▸ **ABOUT THIS TASK**: What is the number of lines in the data below that contain "subject"? Reply with the number only.
[Opening INPUT DATA section]
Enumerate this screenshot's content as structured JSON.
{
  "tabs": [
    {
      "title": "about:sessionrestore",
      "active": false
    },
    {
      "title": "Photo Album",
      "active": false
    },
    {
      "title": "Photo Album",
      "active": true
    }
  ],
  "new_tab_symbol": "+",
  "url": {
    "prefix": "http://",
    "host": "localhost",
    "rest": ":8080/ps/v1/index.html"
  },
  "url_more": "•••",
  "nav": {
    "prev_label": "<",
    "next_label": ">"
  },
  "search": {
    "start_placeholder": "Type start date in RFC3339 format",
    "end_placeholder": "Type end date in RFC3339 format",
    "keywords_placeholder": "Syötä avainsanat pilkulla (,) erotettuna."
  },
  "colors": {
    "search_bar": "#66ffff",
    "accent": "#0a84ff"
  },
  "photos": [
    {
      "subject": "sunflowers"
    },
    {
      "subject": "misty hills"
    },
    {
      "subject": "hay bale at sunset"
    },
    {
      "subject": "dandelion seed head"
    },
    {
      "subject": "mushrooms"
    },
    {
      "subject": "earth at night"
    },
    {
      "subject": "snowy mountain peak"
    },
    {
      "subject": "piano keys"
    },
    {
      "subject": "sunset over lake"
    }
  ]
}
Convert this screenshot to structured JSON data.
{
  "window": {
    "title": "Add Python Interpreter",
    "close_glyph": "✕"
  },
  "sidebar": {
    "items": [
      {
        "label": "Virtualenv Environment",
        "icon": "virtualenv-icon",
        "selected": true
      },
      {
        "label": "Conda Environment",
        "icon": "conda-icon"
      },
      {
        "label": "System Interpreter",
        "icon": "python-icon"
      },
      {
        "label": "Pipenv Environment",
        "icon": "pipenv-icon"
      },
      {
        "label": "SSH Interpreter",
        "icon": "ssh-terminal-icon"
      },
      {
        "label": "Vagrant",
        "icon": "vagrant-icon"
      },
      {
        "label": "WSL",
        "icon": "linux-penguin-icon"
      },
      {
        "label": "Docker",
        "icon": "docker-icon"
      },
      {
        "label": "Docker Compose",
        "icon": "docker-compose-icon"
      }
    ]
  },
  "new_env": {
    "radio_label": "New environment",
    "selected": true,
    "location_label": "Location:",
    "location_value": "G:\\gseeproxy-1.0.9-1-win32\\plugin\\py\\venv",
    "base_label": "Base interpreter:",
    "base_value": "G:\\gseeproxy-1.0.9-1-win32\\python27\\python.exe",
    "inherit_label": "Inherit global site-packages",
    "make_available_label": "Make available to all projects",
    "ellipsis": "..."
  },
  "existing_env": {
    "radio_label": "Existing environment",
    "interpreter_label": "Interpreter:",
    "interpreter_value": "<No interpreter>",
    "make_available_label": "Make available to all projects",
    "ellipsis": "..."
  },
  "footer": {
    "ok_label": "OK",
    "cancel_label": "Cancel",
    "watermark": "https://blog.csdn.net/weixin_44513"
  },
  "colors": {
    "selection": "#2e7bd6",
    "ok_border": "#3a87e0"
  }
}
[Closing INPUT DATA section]
▸ **TASK SOLUTION**: 9